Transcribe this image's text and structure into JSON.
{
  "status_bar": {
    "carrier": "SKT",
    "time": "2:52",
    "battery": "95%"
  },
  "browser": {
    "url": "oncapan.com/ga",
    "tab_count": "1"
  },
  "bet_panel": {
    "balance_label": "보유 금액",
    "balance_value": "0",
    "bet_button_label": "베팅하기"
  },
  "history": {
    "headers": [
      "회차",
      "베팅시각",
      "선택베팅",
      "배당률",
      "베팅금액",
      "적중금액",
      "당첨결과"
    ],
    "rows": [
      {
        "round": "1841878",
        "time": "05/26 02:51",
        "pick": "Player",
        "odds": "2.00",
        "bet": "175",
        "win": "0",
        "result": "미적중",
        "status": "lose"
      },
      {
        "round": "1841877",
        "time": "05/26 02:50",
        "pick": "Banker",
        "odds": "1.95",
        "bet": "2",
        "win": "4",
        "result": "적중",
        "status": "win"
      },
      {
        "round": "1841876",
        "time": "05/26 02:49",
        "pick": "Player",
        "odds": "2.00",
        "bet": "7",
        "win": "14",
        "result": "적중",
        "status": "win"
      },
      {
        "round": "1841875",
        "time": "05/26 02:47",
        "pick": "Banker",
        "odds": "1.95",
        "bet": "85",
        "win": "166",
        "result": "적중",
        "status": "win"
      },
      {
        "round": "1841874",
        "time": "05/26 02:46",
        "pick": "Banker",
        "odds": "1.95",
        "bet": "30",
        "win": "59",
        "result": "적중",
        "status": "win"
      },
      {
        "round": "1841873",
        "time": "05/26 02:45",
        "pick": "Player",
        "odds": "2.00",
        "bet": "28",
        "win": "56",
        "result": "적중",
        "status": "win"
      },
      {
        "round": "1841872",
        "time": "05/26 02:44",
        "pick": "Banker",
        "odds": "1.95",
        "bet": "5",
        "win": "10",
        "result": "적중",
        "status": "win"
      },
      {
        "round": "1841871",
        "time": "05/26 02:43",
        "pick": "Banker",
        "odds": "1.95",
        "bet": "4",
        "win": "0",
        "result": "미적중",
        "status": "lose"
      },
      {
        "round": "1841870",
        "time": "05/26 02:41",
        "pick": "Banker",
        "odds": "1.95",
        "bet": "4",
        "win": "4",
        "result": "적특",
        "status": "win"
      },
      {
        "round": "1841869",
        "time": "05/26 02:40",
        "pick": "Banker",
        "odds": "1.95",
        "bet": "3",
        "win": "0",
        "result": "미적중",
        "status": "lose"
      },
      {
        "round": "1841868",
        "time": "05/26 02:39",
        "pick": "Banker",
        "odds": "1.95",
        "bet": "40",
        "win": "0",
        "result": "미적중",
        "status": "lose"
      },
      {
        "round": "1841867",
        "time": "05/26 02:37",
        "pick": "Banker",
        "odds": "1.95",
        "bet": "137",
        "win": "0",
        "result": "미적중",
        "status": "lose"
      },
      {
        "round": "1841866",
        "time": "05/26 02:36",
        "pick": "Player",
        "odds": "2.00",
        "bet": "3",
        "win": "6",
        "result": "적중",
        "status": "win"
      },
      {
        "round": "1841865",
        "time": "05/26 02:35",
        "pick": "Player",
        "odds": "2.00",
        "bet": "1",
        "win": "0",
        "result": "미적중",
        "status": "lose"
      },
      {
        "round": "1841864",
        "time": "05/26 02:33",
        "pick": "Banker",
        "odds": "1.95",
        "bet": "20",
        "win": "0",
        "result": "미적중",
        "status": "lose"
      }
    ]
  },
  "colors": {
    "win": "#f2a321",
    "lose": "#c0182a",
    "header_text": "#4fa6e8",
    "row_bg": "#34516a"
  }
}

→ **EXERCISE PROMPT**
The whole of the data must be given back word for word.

→ **SOLUTION**
Transcribe this image's text and structure into JSON.
{
  "status_bar": {
    "carrier": "SKT",
    "time": "2:52",
    "battery": "95%"
  },
  "browser": {
    "url": "oncapan.com/ga",
    "tab_count": "1"
  },
  "bet_panel": {
    "balance_label": "보유 금액",
    "balance_value": "0",
    "bet_button_label": "베팅하기"
  },
  "history": {
    "headers": [
      "회차",
      "베팅시각",
      "선택베팅",
      "배당률",
      "베팅금액",
      "적중금액",
      "당첨결과"
    ],
    "rows": [
      {
        "round": "1841878",
        "time": "05/26 02:51",
        "pick": "Player",
        "odds": "2.00",
        "bet": "175",
        "win": "0",
        "result": "미적중",
        "status": "lose"
      },
      {
        "round": "1841877",
        "time": "05/26 02:50",
        "pick": "Banker",
        "odds": "1.95",
        "bet": "2",
        "win": "4",
        "result": "적중",
        "status": "win"
      },
      {
        "round": "1841876",
        "time": "05/26 02:49",
        "pick": "Player",
        "odds": "2.00",
        "bet": "7",
        "win": "14",
        "result": "적중",
        "status": "win"
      },
      {
        "round": "1841875",
        "time": "05/26 02:47",
        "pick": "Banker",
        "odds": "1.95",
        "bet": "85",
        "win": "166",
        "result": "적중",
        "status": "win"
      },
      {
        "round": "1841874",
        "time": "05/26 02:46",
        "pick": "Banker",
        "odds": "1.95",
        "bet": "30",
        "win": "59",
        "result": "적중",
        "status": "win"
      },
      {
        "round": "1841873",
        "time": "05/26 02:45",
        "pick": "Player",
        "odds": "2.00",
        "bet": "28",
        "win": "56",
        "result": "적중",
        "status": "win"
      },
      {
        "round": "1841872",
        "time": "05/26 02:44",
        "pick": "Banker",
        "odds": "1.95",
        "bet": "5",
        "win": "10",
        "result": "적중",
        "status": "win"
      },
      {
        "round": "1841871",
        "time": "05/26 02:43",
        "pick": "Banker",
        "odds": "1.95",
        "bet": "4",
        "win": "0",
        "result": "미적중",
        "status": "lose"
      },
      {
        "round": "1841870",
        "time": "05/26 02:41",
        "pick": "Banker",
        "odds": "1.95",
        "bet": "4",
        "win": "4",
        "result": "적특",
        "status": "win"
      },
      {
        "round": "1841869",
        "time": "05/26 02:40",
        "pick": "Banker",
        "odds": "1.95",
        "bet": "3",
        "win": "0",
        "result": "미적중",
        "status": "lose"
      },
      {
        "round": "1841868",
        "time": "05/26 02:39",
        "pick": "Banker",
        "odds": "1.95",
        "bet": "40",
        "win": "0",
        "result": "미적중",
        "status": "lose"
      },
      {
        "round": "1841867",
        "time": "05/26 02:37",
        "pick": "Banker",
        "odds": "1.95",
        "bet": "137",
        "win": "0",
        "result": "미적중",
        "status": "lose"
      },
      {
        "round": "1841866",
        "time": "05/26 02:36",
        "pick": "Player",
        "odds": "2.00",
        "bet": "3",
        "win": "6",
        "result": "적중",
        "status": "win"
      },
      {
        "round": "1841865",
        "time": "05/26 02:35",
        "pick": "Player",
        "odds": "2.00",
        "bet": "1",
        "win": "0",
        "result": "미적중",
        "status": "lose"
      },
      {
        "round": "1841864",
        "time": "05/26 02:33",
        "pick": "Banker",
        "odds": "1.95",
        "bet": "20",
        "win": "0",
        "result": "미적중",
        "status": "lose"
      }
    ]
  },
  "colors": {
    "win": "#f2a321",
    "lose": "#c0182a",
    "header_text": "#4fa6e8",
    "row_bg": "#34516a"
  }
}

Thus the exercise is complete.